BRIEF → When you restate the entries that follow, keep every word exactly and drop the pictures.

SUPPLIED DATA →
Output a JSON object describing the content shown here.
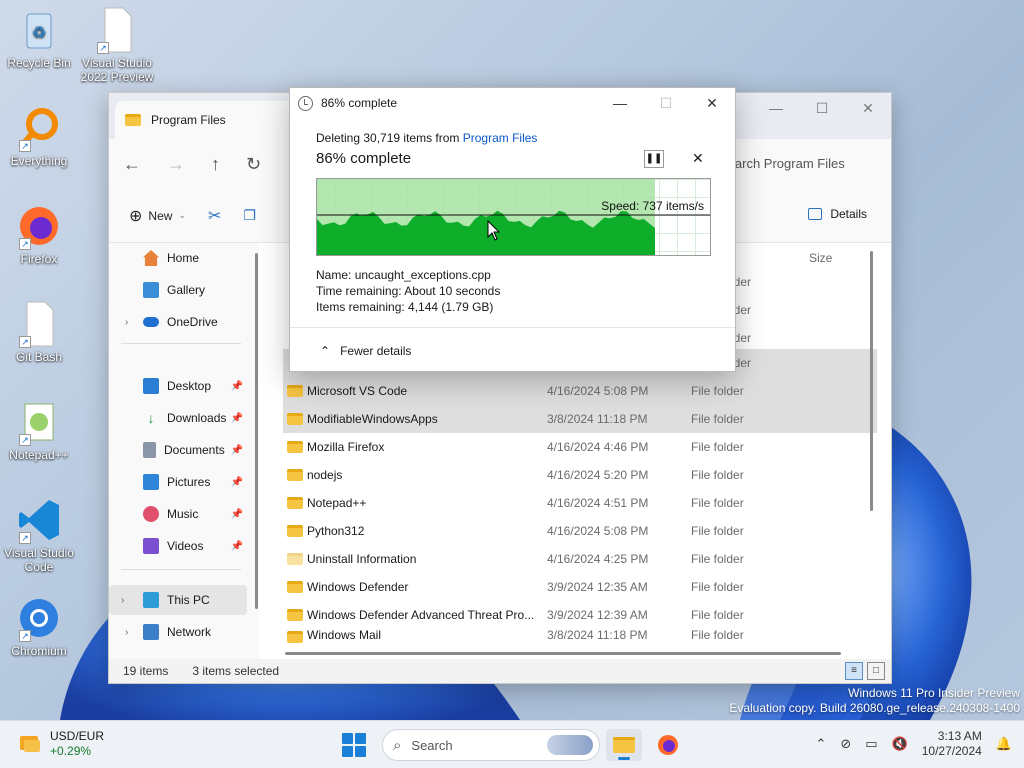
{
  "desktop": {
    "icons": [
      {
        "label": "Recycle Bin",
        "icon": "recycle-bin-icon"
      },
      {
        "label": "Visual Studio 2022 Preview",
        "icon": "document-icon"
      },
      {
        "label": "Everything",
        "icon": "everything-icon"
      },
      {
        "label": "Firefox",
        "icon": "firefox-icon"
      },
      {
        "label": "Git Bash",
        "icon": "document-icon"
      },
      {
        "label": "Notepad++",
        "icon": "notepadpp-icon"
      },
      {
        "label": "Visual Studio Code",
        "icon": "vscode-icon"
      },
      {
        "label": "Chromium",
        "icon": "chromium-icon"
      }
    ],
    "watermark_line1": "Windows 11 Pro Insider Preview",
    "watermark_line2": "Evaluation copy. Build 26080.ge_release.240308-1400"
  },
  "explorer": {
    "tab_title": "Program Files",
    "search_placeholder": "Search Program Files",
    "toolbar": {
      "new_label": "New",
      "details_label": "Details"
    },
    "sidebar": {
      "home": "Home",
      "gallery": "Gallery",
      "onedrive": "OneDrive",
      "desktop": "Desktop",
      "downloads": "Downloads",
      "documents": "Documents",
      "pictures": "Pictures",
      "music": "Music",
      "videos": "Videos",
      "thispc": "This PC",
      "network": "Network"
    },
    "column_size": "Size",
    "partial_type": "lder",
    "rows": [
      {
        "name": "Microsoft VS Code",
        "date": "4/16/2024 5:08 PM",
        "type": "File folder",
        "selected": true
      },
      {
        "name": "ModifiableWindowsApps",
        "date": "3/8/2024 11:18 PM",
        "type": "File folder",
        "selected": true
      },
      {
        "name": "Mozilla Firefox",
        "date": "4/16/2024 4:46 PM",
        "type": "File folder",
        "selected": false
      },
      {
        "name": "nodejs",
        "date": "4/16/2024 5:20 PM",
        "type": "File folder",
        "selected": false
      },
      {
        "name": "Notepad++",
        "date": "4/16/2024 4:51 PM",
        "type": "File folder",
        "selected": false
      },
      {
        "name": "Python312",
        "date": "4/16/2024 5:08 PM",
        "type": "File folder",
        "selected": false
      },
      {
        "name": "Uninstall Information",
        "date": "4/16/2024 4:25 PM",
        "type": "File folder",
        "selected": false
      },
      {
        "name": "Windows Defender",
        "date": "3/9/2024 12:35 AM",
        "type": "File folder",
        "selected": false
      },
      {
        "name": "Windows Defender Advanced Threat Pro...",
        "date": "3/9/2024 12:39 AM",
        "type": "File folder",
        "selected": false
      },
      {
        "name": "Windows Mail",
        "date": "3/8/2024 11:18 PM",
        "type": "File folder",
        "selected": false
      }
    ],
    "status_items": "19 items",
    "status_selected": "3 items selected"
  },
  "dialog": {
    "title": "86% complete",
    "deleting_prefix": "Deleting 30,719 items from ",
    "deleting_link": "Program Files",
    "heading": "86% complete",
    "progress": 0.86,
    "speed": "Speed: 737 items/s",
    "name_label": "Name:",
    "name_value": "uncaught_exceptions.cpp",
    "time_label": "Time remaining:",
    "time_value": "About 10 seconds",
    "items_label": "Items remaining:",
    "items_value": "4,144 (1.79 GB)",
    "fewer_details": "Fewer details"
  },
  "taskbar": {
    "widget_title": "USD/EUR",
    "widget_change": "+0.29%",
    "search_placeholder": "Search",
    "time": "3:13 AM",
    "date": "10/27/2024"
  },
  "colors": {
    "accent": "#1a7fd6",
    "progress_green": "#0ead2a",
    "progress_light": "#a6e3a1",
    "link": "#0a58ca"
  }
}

RESULT BELOW →
Output a JSON object describing the content shown here.
{
  "desktop": {
    "icons": [
      {
        "label": "Recycle Bin",
        "icon": "recycle-bin-icon"
      },
      {
        "label": "Visual Studio 2022 Preview",
        "icon": "document-icon"
      },
      {
        "label": "Everything",
        "icon": "everything-icon"
      },
      {
        "label": "Firefox",
        "icon": "firefox-icon"
      },
      {
        "label": "Git Bash",
        "icon": "document-icon"
      },
      {
        "label": "Notepad++",
        "icon": "notepadpp-icon"
      },
      {
        "label": "Visual Studio Code",
        "icon": "vscode-icon"
      },
      {
        "label": "Chromium",
        "icon": "chromium-icon"
      }
    ],
    "watermark_line1": "Windows 11 Pro Insider Preview",
    "watermark_line2": "Evaluation copy. Build 26080.ge_release.240308-1400"
  },
  "explorer": {
    "tab_title": "Program Files",
    "search_placeholder": "Search Program Files",
    "toolbar": {
      "new_label": "New",
      "details_label": "Details"
    },
    "sidebar": {
      "home": "Home",
      "gallery": "Gallery",
      "onedrive": "OneDrive",
      "desktop": "Desktop",
      "downloads": "Downloads",
      "documents": "Documents",
      "pictures": "Pictures",
      "music": "Music",
      "videos": "Videos",
      "thispc": "This PC",
      "network": "Network"
    },
    "column_size": "Size",
    "partial_type": "lder",
    "rows": [
      {
        "name": "Microsoft VS Code",
        "date": "4/16/2024 5:08 PM",
        "type": "File folder",
        "selected": true
      },
      {
        "name": "ModifiableWindowsApps",
        "date": "3/8/2024 11:18 PM",
        "type": "File folder",
        "selected": true
      },
      {
        "name": "Mozilla Firefox",
        "date": "4/16/2024 4:46 PM",
        "type": "File folder",
        "selected": false
      },
      {
        "name": "nodejs",
        "date": "4/16/2024 5:20 PM",
        "type": "File folder",
        "selected": false
      },
      {
        "name": "Notepad++",
        "date": "4/16/2024 4:51 PM",
        "type": "File folder",
        "selected": false
      },
      {
        "name": "Python312",
        "date": "4/16/2024 5:08 PM",
        "type": "File folder",
        "selected": false
      },
      {
        "name": "Uninstall Information",
        "date": "4/16/2024 4:25 PM",
        "type": "File folder",
        "selected": false
      },
      {
        "name": "Windows Defender",
        "date": "3/9/2024 12:35 AM",
        "type": "File folder",
        "selected": false
      },
      {
        "name": "Windows Defender Advanced Threat Pro...",
        "date": "3/9/2024 12:39 AM",
        "type": "File folder",
        "selected": false
      },
      {
        "name": "Windows Mail",
        "date": "3/8/2024 11:18 PM",
        "type": "File folder",
        "selected": false
      }
    ],
    "status_items": "19 items",
    "status_selected": "3 items selected"
  },
  "dialog": {
    "title": "86% complete",
    "deleting_prefix": "Deleting 30,719 items from ",
    "deleting_link": "Program Files",
    "heading": "86% complete",
    "progress": 0.86,
    "speed": "Speed: 737 items/s",
    "name_label": "Name:",
    "name_value": "uncaught_exceptions.cpp",
    "time_label": "Time remaining:",
    "time_value": "About 10 seconds",
    "items_label": "Items remaining:",
    "items_value": "4,144 (1.79 GB)",
    "fewer_details": "Fewer details"
  },
  "taskbar": {
    "widget_title": "USD/EUR",
    "widget_change": "+0.29%",
    "search_placeholder": "Search",
    "time": "3:13 AM",
    "date": "10/27/2024"
  },
  "colors": {
    "accent": "#1a7fd6",
    "progress_green": "#0ead2a",
    "progress_light": "#a6e3a1",
    "link": "#0a58ca"
  }
}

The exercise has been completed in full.